I've been quite amazed by how gripped Anna has been by all the political goings on over the last few days. She came back from Choir the other night just after David Cameron went into Downing Street and was really fascinated. Her comment was "Tories are evil, but I think we should give David Cameron a chance."
In previous days she'd constructed a hung Parliament out of her Littlest Pet Shop toys. She had various party groupings, none of which we see in the current House of Commons (the Winnie the Pooh Party and the Evil Bird Party (who got chucked out for fiddling their expenses) and what was interesting was that she wanted to mix them all up so that each party had a good range of girls and boys and different types of animals.

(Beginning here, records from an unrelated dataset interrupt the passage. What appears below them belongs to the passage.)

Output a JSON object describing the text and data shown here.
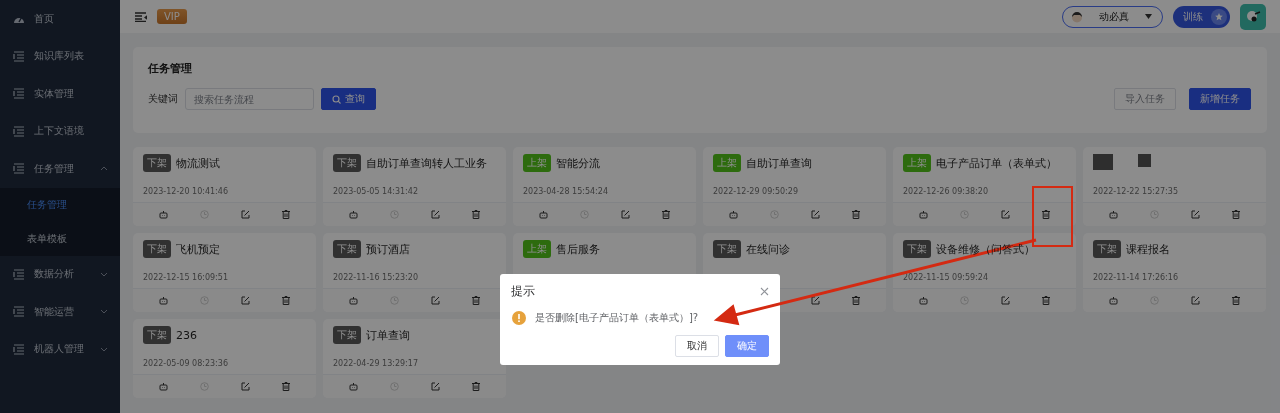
{
  "sidebar": {
    "items": [
      {
        "label": "首页",
        "kind": "dashboard"
      },
      {
        "label": "知识库列表",
        "kind": "list"
      },
      {
        "label": "实体管理",
        "kind": "list"
      },
      {
        "label": "上下文语境",
        "kind": "list"
      },
      {
        "label": "任务管理",
        "kind": "list",
        "expanded": true,
        "children": [
          {
            "label": "任务管理",
            "selected": true
          },
          {
            "label": "表单模板",
            "selected": false
          }
        ]
      },
      {
        "label": "数据分析",
        "kind": "list",
        "expanded": false
      },
      {
        "label": "智能运营",
        "kind": "list",
        "expanded": false
      },
      {
        "label": "机器人管理",
        "kind": "list",
        "expanded": false
      }
    ]
  },
  "topbar": {
    "badge": "VIP",
    "user": {
      "name": "动必真"
    },
    "train_button": "训练"
  },
  "search_panel": {
    "title": "任务管理",
    "keyword_label": "关键词",
    "placeholder": "搜索任务流程",
    "search_button": "查询",
    "import_button": {
      "label": "导入任务",
      "disabled": true
    },
    "add_button": "新增任务"
  },
  "cards": [
    {
      "status": "下架",
      "published": false,
      "title": "物流测试",
      "date": "2023-12-20 10:41:46"
    },
    {
      "status": "下架",
      "published": false,
      "title": "自助订单查询转人工业务",
      "date": "2023-05-05 14:31:42"
    },
    {
      "status": "上架",
      "published": true,
      "title": "智能分流",
      "date": "2023-04-28 15:54:24"
    },
    {
      "status": "上架",
      "published": true,
      "title": "自助订单查询",
      "date": "2022-12-29 09:50:29"
    },
    {
      "status": "上架",
      "published": true,
      "title": "电子产品订单（表单式）",
      "date": "2022-12-26 09:38:20",
      "delete_highlighted": true
    },
    {
      "redacted": true,
      "date": "2022-12-22 15:27:35"
    },
    {
      "status": "下架",
      "published": false,
      "title": "飞机预定",
      "date": "2022-12-15 16:09:51"
    },
    {
      "status": "下架",
      "published": false,
      "title": "预订酒店",
      "date": "2022-11-16 15:23:20"
    },
    {
      "status": "上架",
      "published": true,
      "title": "售后服务"
    },
    {
      "status": "下架",
      "published": false,
      "title": "在线问诊"
    },
    {
      "status": "下架",
      "published": false,
      "title": "设备维修（问答式）",
      "date": "2022-11-15 09:59:24"
    },
    {
      "status": "下架",
      "published": false,
      "title": "课程报名",
      "date": "2022-11-14 17:26:16"
    },
    {
      "status": "下架",
      "published": false,
      "title": "236",
      "date": "2022-05-09 08:23:36"
    },
    {
      "status": "下架",
      "published": false,
      "title": "订单查询",
      "date": "2022-04-29 13:29:17"
    }
  ],
  "dialog": {
    "title": "提示",
    "message": "是否删除[电子产品订单（表单式）]?",
    "cancel": "取消",
    "confirm": "确定"
  }
}
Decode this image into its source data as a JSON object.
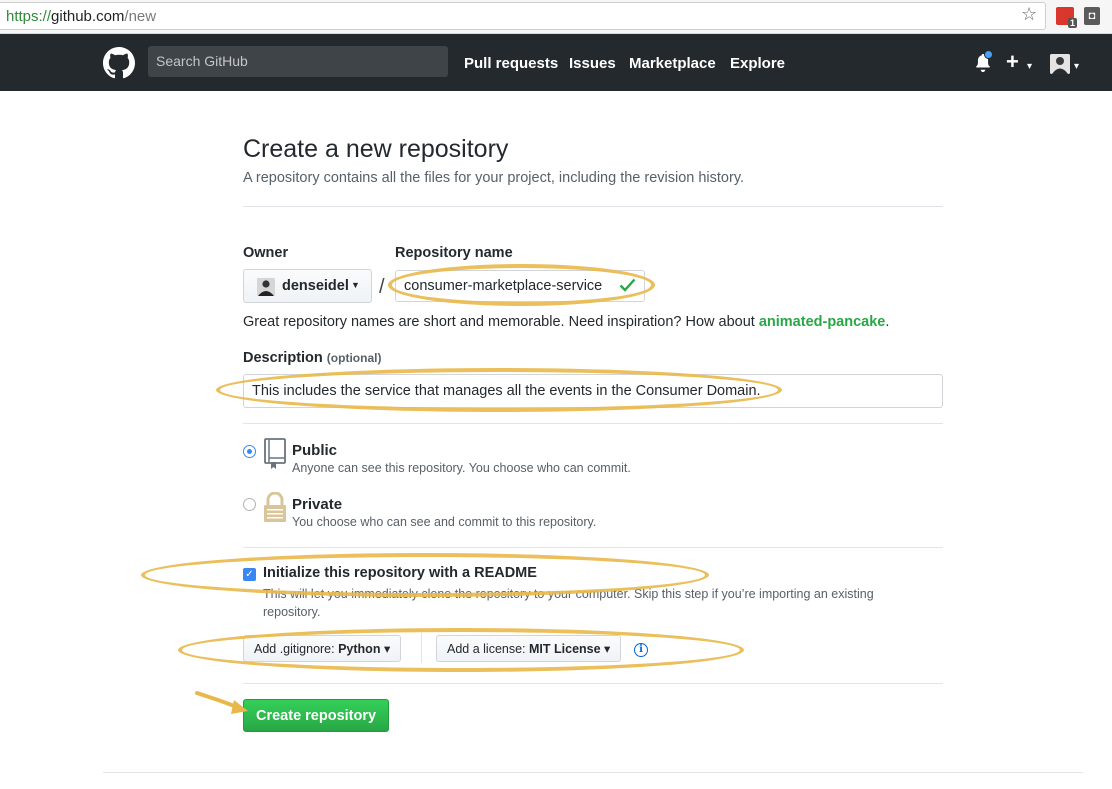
{
  "browser": {
    "url_scheme": "https://",
    "url_host": "github.com",
    "url_path": "/new",
    "extension_badge": "1"
  },
  "header": {
    "search_placeholder": "Search GitHub",
    "nav": [
      "Pull requests",
      "Issues",
      "Marketplace",
      "Explore"
    ]
  },
  "page": {
    "title": "Create a new repository",
    "subtitle": "A repository contains all the files for your project, including the revision history."
  },
  "form": {
    "owner_label": "Owner",
    "owner_value": "denseidel",
    "repo_label": "Repository name",
    "repo_value": "consumer-marketplace-service",
    "separator": "/",
    "hint_text": "Great repository names are short and memorable. Need inspiration? How about ",
    "hint_suggestion": "animated-pancake",
    "hint_end": ".",
    "description_label": "Description",
    "description_optional": "(optional)",
    "description_value": "This includes the service that manages all the events in the Consumer Domain.",
    "visibility": {
      "public_title": "Public",
      "public_note": "Anyone can see this repository. You choose who can commit.",
      "private_title": "Private",
      "private_note": "You choose who can see and commit to this repository.",
      "selected": "Public"
    },
    "readme_label": "Initialize this repository with a README",
    "readme_checked": true,
    "readme_note": "This will let you immediately clone the repository to your computer. Skip this step if you’re importing an existing repository.",
    "gitignore_prefix": "Add .gitignore:",
    "gitignore_value": "Python",
    "license_prefix": "Add a license:",
    "license_value": "MIT License",
    "submit_label": "Create repository"
  },
  "colors": {
    "header_bg": "#24292e",
    "primary_green": "#28a745",
    "highlight": "#e8b84a",
    "accent_blue": "#3b86f5"
  }
}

I've always tried not to throw too much politics down her throat. The poor child suffers enough from the demands of having a political activist for a mother. If she asks me something I'll always tell her but I tend to think she needs to get on with the business of being her and developing her own interests and shouldn't be dragged into mine more than necessary.

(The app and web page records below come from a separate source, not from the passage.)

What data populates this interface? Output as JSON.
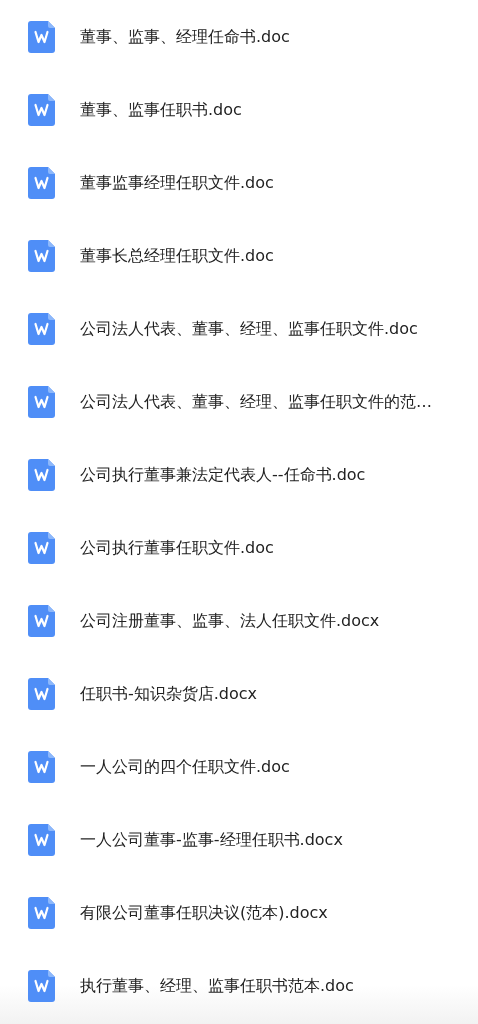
{
  "files": [
    {
      "name": "董事、监事、经理任命书.doc"
    },
    {
      "name": "董事、监事任职书.doc"
    },
    {
      "name": "董事监事经理任职文件.doc"
    },
    {
      "name": "董事长总经理任职文件.doc"
    },
    {
      "name": "公司法人代表、董事、经理、监事任职文件.doc"
    },
    {
      "name": "公司法人代表、董事、经理、监事任职文件的范…"
    },
    {
      "name": "公司执行董事兼法定代表人--任命书.doc"
    },
    {
      "name": "公司执行董事任职文件.doc"
    },
    {
      "name": "公司注册董事、监事、法人任职文件.docx"
    },
    {
      "name": "任职书-知识杂货店.docx"
    },
    {
      "name": "一人公司的四个任职文件.doc"
    },
    {
      "name": "一人公司董事-监事-经理任职书.docx"
    },
    {
      "name": "有限公司董事任职决议(范本).docx"
    },
    {
      "name": "执行董事、经理、监事任职书范本.doc"
    }
  ]
}
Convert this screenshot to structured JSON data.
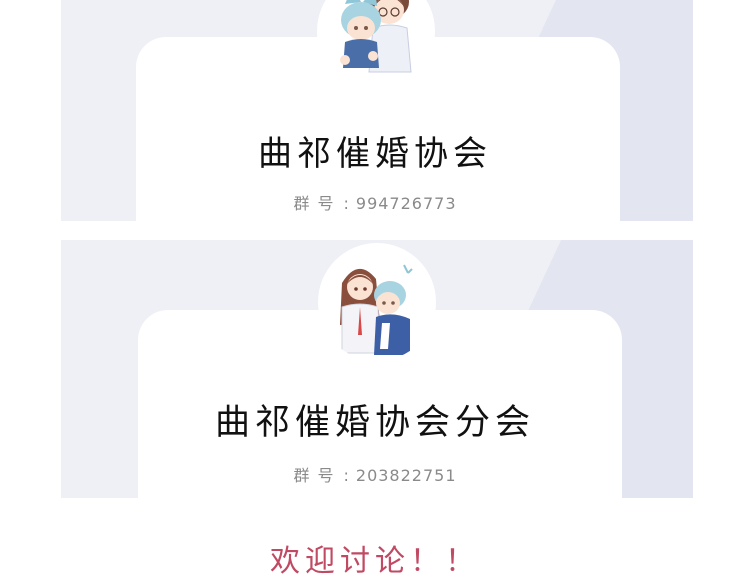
{
  "groups": [
    {
      "name": "曲祁催婚协会",
      "id_label": "群号",
      "id_sep": ":",
      "id_number": "994726773"
    },
    {
      "name": "曲祁催婚协会分会",
      "id_label": "群号",
      "id_sep": ":",
      "id_number": "203822751"
    }
  ],
  "footer": {
    "message": "欢迎讨论！！"
  },
  "colors": {
    "panel_bg": "#eef0f6",
    "footer_text": "#c04a63",
    "id_text": "#8a8a8a"
  }
}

Having said that, I have been overjoyed to see her get more and more interested in Doctor Who, and I took up her interest in the Twilight saga. It's great fun to share these things. I am toying with the idea of taking her to a Doctor Who convention as I haven't been to one since before she was born. What does the geekosphere think?
Anyway, she has been brought up in a house where, yes, we can be grumpy sometimes, on account of being human, but generally there isn't a great deal of shouting and if we do have a difference of opinion we tend to try and resolve it quickly and reasonably. The normal yah boo shouty shout of politics is a bit of a mystery to her.
When I picked her up from school yesterday, I'd just watched the Cameron/Clegg press conference. She asked what was happening with the new Government and I told her about the hilarious moment when David Cameron was confronted with his past description of Nick Clegg as a joke and how Nick had pretended to walk off in the huff. She laughged and I thought no more off it.
Much later, she said to me that she'd watched that moment and thought it was brilliant. It turns out that she'd gone on to You Tube and found it for herself.
If that dissplay of camaraderie and fun can interest a child in government and politics, let's hope that such positive behaviour will continue. I won't be holding my breath, particularly when the new House of Commons convenes next week.